[Source data]
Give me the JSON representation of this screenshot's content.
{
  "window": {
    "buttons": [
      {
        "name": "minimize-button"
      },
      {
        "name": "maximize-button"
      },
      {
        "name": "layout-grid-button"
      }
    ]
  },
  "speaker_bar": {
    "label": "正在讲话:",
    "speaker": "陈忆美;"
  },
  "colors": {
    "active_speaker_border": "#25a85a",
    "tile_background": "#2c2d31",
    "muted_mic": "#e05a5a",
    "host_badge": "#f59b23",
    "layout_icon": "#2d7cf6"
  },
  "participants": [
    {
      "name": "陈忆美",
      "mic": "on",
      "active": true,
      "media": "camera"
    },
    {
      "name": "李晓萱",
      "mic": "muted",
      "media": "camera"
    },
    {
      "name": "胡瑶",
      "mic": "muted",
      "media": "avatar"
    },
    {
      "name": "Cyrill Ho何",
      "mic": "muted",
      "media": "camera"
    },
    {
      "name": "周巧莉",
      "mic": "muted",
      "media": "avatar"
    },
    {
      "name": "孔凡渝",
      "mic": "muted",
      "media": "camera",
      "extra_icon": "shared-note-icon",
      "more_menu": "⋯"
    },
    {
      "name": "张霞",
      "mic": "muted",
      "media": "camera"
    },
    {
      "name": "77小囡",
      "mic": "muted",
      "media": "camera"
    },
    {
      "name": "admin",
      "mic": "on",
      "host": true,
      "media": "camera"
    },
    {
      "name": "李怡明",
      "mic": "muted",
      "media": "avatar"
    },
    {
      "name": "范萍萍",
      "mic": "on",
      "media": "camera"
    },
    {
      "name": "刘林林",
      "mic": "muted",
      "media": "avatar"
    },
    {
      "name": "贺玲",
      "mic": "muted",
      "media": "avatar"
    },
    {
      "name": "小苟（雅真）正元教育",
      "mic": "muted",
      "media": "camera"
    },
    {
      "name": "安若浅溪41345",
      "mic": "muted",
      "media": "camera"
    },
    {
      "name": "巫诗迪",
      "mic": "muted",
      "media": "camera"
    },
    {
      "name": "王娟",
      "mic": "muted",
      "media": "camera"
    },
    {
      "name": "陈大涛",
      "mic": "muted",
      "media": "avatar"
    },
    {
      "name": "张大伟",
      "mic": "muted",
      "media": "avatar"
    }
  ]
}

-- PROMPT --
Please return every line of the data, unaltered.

-- SOLUTION TO THIS TASK --
Give me the JSON representation of this screenshot's content.
{
  "window": {
    "buttons": [
      {
        "name": "minimize-button"
      },
      {
        "name": "maximize-button"
      },
      {
        "name": "layout-grid-button"
      }
    ]
  },
  "speaker_bar": {
    "label": "正在讲话:",
    "speaker": "陈忆美;"
  },
  "colors": {
    "active_speaker_border": "#25a85a",
    "tile_background": "#2c2d31",
    "muted_mic": "#e05a5a",
    "host_badge": "#f59b23",
    "layout_icon": "#2d7cf6"
  },
  "participants": [
    {
      "name": "陈忆美",
      "mic": "on",
      "active": true,
      "media": "camera"
    },
    {
      "name": "李晓萱",
      "mic": "muted",
      "media": "camera"
    },
    {
      "name": "胡瑶",
      "mic": "muted",
      "media": "avatar"
    },
    {
      "name": "Cyrill Ho何",
      "mic": "muted",
      "media": "camera"
    },
    {
      "name": "周巧莉",
      "mic": "muted",
      "media": "avatar"
    },
    {
      "name": "孔凡渝",
      "mic": "muted",
      "media": "camera",
      "extra_icon": "shared-note-icon",
      "more_menu": "⋯"
    },
    {
      "name": "张霞",
      "mic": "muted",
      "media": "camera"
    },
    {
      "name": "77小囡",
      "mic": "muted",
      "media": "camera"
    },
    {
      "name": "admin",
      "mic": "on",
      "host": true,
      "media": "camera"
    },
    {
      "name": "李怡明",
      "mic": "muted",
      "media": "avatar"
    },
    {
      "name": "范萍萍",
      "mic": "on",
      "media": "camera"
    },
    {
      "name": "刘林林",
      "mic": "muted",
      "media": "avatar"
    },
    {
      "name": "贺玲",
      "mic": "muted",
      "media": "avatar"
    },
    {
      "name": "小苟（雅真）正元教育",
      "mic": "muted",
      "media": "camera"
    },
    {
      "name": "安若浅溪41345",
      "mic": "muted",
      "media": "camera"
    },
    {
      "name": "巫诗迪",
      "mic": "muted",
      "media": "camera"
    },
    {
      "name": "王娟",
      "mic": "muted",
      "media": "camera"
    },
    {
      "name": "陈大涛",
      "mic": "muted",
      "media": "avatar"
    },
    {
      "name": "张大伟",
      "mic": "muted",
      "media": "avatar"
    }
  ]
}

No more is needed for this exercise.